▶ _YOUR ASSIGNMENT_: Every entry in this listing should be written out exactly.
LISTED RECORDS START
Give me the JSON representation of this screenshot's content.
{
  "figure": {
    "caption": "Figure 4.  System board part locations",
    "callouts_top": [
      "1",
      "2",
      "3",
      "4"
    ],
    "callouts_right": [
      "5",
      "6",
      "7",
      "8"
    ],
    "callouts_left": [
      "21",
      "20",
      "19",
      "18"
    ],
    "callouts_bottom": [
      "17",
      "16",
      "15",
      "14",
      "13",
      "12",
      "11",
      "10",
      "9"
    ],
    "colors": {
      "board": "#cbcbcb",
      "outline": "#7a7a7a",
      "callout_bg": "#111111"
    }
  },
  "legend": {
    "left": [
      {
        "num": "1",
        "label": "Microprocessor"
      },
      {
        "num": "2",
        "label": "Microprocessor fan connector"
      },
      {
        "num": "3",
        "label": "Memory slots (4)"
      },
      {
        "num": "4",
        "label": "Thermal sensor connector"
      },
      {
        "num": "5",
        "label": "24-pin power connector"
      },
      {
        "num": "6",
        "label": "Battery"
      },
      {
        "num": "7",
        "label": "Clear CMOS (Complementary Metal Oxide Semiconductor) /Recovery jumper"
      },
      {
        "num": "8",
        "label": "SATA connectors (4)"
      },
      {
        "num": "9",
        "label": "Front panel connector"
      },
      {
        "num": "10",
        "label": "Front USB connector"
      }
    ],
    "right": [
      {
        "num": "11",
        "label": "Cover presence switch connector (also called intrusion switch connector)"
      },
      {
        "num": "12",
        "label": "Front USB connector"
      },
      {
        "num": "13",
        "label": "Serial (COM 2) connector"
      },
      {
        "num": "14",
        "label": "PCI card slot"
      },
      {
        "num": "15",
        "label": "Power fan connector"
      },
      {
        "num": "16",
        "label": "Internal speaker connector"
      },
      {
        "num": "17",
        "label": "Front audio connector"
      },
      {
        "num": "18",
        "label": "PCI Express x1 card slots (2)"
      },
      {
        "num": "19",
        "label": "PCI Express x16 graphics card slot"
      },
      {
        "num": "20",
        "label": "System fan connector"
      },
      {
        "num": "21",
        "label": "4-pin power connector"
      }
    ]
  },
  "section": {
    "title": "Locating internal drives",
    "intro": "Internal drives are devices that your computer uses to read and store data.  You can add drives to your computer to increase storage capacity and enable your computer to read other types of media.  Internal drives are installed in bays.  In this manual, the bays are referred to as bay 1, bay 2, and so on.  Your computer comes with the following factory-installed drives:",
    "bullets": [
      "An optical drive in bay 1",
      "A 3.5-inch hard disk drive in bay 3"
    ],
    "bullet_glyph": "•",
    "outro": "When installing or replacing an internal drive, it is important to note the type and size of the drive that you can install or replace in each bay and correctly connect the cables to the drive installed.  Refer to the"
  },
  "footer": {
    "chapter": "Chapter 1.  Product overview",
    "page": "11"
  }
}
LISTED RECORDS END
▶ _ANSWER BELOW_:
Give me the JSON representation of this screenshot's content.
{
  "figure": {
    "caption": "Figure 4.  System board part locations",
    "callouts_top": [
      "1",
      "2",
      "3",
      "4"
    ],
    "callouts_right": [
      "5",
      "6",
      "7",
      "8"
    ],
    "callouts_left": [
      "21",
      "20",
      "19",
      "18"
    ],
    "callouts_bottom": [
      "17",
      "16",
      "15",
      "14",
      "13",
      "12",
      "11",
      "10",
      "9"
    ],
    "colors": {
      "board": "#cbcbcb",
      "outline": "#7a7a7a",
      "callout_bg": "#111111"
    }
  },
  "legend": {
    "left": [
      {
        "num": "1",
        "label": "Microprocessor"
      },
      {
        "num": "2",
        "label": "Microprocessor fan connector"
      },
      {
        "num": "3",
        "label": "Memory slots (4)"
      },
      {
        "num": "4",
        "label": "Thermal sensor connector"
      },
      {
        "num": "5",
        "label": "24-pin power connector"
      },
      {
        "num": "6",
        "label": "Battery"
      },
      {
        "num": "7",
        "label": "Clear CMOS (Complementary Metal Oxide Semiconductor) /Recovery jumper"
      },
      {
        "num": "8",
        "label": "SATA connectors (4)"
      },
      {
        "num": "9",
        "label": "Front panel connector"
      },
      {
        "num": "10",
        "label": "Front USB connector"
      }
    ],
    "right": [
      {
        "num": "11",
        "label": "Cover presence switch connector (also called intrusion switch connector)"
      },
      {
        "num": "12",
        "label": "Front USB connector"
      },
      {
        "num": "13",
        "label": "Serial (COM 2) connector"
      },
      {
        "num": "14",
        "label": "PCI card slot"
      },
      {
        "num": "15",
        "label": "Power fan connector"
      },
      {
        "num": "16",
        "label": "Internal speaker connector"
      },
      {
        "num": "17",
        "label": "Front audio connector"
      },
      {
        "num": "18",
        "label": "PCI Express x1 card slots (2)"
      },
      {
        "num": "19",
        "label": "PCI Express x16 graphics card slot"
      },
      {
        "num": "20",
        "label": "System fan connector"
      },
      {
        "num": "21",
        "label": "4-pin power connector"
      }
    ]
  },
  "section": {
    "title": "Locating internal drives",
    "intro": "Internal drives are devices that your computer uses to read and store data.  You can add drives to your computer to increase storage capacity and enable your computer to read other types of media.  Internal drives are installed in bays.  In this manual, the bays are referred to as bay 1, bay 2, and so on.  Your computer comes with the following factory-installed drives:",
    "bullets": [
      "An optical drive in bay 1",
      "A 3.5-inch hard disk drive in bay 3"
    ],
    "bullet_glyph": "•",
    "outro": "When installing or replacing an internal drive, it is important to note the type and size of the drive that you can install or replace in each bay and correctly connect the cables to the drive installed.  Refer to the"
  },
  "footer": {
    "chapter": "Chapter 1.  Product overview",
    "page": "11"
  }
}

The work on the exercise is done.